Nasal septal perforations (NSPs) are relatively common. They can be problematic for both patients and head and neck reconstructive surgeons who attempt to repair them. Often, this repair is made using an interpositional graft sandwiched between bilateral mucoperichondrial advancement flaps. The ideal graft is nasal septal cartilage. However, many patients with NSP lack sufficient septal cartilage to harvest. Harvesting other sources of autologous cartilage grafts, such as auricular cartilage, adds morbidity to the surgical case and results in a graft that lacks the ideal qualities required to repair the nasal septum. Tissue engineering has allowed for new reconstructive protocols to be developed. Currently, the authors are unaware of any new literature that looks to improve repair of NSP using custom tissue-engineered cartilage grafts. The first step of this process involves developing a protocol to print the graft from a patient's pre-operative CT.<p> </p>In this study, CT scans were converted into STereoLithography (STL) file format. The subsequent STL files were transformed into 3D printable G-Code using the Slic3r software. This allowed us to customize the parameters of our print and we were able to choose a layer thickness of 0.1mm. A desktop 3D bioprinter (BioBot 1) was then used to construct the scaffold.<p> </p>This method resulted in the production of a PCL scaffold that precisely matched the patient’s nasal septal defect, in both size and shape. This serves as the first step in our goal to create patient-specific tissue engineered nasal septal cartilage grafts for NSP repair.

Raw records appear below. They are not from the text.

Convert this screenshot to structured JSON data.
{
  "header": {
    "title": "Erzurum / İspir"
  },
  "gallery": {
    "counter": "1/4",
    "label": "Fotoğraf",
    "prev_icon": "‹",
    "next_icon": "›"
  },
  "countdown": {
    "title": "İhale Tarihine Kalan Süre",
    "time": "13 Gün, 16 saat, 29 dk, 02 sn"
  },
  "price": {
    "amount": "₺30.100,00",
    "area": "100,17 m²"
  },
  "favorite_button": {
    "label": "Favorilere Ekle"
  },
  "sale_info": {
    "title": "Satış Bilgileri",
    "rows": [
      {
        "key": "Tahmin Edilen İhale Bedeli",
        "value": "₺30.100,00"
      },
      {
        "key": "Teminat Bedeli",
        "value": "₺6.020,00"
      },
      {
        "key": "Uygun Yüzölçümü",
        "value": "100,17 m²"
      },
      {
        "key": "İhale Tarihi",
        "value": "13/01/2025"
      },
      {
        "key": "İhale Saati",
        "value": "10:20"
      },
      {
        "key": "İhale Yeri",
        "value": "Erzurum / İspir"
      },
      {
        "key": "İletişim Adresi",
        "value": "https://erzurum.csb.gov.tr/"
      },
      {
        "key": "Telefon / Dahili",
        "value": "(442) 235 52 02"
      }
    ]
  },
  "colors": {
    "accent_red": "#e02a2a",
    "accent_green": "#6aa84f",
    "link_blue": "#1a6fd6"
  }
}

Bioprinting of tissue has its applications throughout medicine. Recent advances in medical imaging allows the generation of 3-dimensional models that can then be 3D printed. However, the conventional method of converting medical images to 3D printable G-Code instructions has several limitations, namely significant processing time for large, high resolution images, and the loss of microstructural surface information from surface resolution and subsequent reslicing. We have overcome these issues by creating a JAVA program that skips the intermediate triangularization and reslicing steps and directly converts binary dicom images into G-Code. <p> </p>In this study, we tested the two methods of G-Code generation on the application of synthetic bone graft scaffold generation. We imaged human cadaveric proximal femurs at an isotropic resolution of 0.03mm using a high resolution peripheral quantitative computed tomography (HR-pQCT) scanner. These images, of the Digital Imaging and Communications in Medicine (DICOM) format, were then processed through two methods. In each method, slices and regions of print were selected, filtered to generate a smoothed image, and thresholded. In the conventional method, these processed images are converted to the STereoLithography (STL) format and then resliced to generate G-Code. In the new, direct method, these processed images are run through our JAVA program and directly converted to G-Code. File size, processing time, and print time were measured for each. <p> </p>We found that this new method produced a significant reduction in G-Code file size as well as processing time (92.23% reduction). This allows for more rapid 3D printing from medical images.